Fourth of July weekend, we were riding about the farm and I asked Dad to see the alfalfa field. We turned a corner and past two large cedar trees, there opened up a great hidden hill covered in these soft little green plants with purple stocks.
In order to offer our Angus cattle a high protein and nutritionally dense ration, we’ve often turned to Alfalfa to be a main staple of their dinner plate. In years past, we’ve bought Alfalfa from Illinois and trucked it in. Two years ago, our local seed distributor encouraged us to try a new variety of Alfalfa called Alfagraze.
We tried it out last year and were very happy with our results. Alfalfa is totally different than grasses we normally bale. It has a very interesting look. It is actually a little bush with leaves on it instead of a blade of grass with a seed head. When it blooms purple, its time to harvest. Alfalfa is cut and allowed to dry but must be baled while its damp or else the leaves fall off. We have baled it at night or late evening just after the dew has fallen. Getting the “cure” correct on the Alfafa determines your protein content. It normally is baled into square bales but we didn’t have a square baler. We used our round baler and it has worked just fine.

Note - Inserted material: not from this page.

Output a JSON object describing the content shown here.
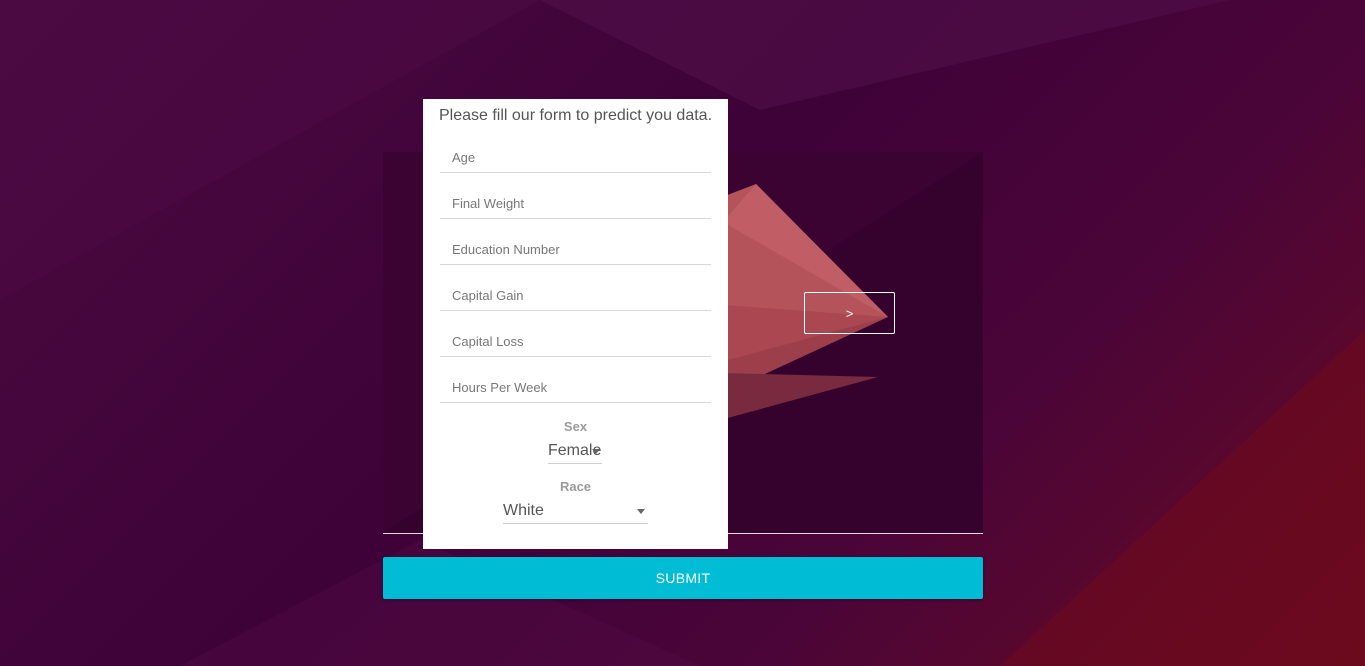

So, if you are looking for an alternative staple, you might consider this for your own farm.
We are hoping to get four cuttings this year. If you had adequate water, you could cut alfalfa once a month or every twenty eight days. Dad was able to revive an old sprayer and has begun to water this field. Hopefully, it will have a better yield after it receives sufficient water. We collected samples and sent them to Midwest Labs for testing and found our protein content to be around 18%-19%. We were pleased with this as normal national averages for midwestern Alfalfa growers is no more than 25%. It sure beats the pants off of our regular hay which averages about 8%. Even though Alfalfa is a high protein food source, take caution as too much can give your stock scours.

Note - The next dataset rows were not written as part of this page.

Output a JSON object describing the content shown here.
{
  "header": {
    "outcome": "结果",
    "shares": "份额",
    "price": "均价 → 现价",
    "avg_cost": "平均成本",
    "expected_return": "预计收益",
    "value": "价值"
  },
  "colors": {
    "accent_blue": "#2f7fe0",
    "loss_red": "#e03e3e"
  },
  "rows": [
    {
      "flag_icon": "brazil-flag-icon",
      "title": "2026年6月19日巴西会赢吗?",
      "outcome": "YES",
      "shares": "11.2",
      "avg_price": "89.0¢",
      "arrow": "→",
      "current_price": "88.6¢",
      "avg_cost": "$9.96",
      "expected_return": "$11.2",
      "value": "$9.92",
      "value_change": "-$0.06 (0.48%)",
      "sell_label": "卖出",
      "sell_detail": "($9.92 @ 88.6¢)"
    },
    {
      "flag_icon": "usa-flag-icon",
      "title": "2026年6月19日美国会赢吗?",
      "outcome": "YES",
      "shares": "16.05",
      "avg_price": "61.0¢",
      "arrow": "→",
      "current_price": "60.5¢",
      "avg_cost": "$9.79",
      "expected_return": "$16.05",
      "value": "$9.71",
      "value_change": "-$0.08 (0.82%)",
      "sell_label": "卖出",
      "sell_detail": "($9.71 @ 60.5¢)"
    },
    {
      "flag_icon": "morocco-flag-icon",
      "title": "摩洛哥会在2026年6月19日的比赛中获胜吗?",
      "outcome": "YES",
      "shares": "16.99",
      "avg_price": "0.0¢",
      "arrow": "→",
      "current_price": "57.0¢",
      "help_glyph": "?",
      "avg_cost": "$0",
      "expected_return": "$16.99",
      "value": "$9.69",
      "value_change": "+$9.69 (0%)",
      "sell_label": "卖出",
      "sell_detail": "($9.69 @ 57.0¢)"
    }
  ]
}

The Alfagraze that we planted will be perennial for about five years. After that time period, your stand of forage will begin to diminish until about the five year mark when it will need to be replanted. To keep your field in full standing, plan to replant about every five years.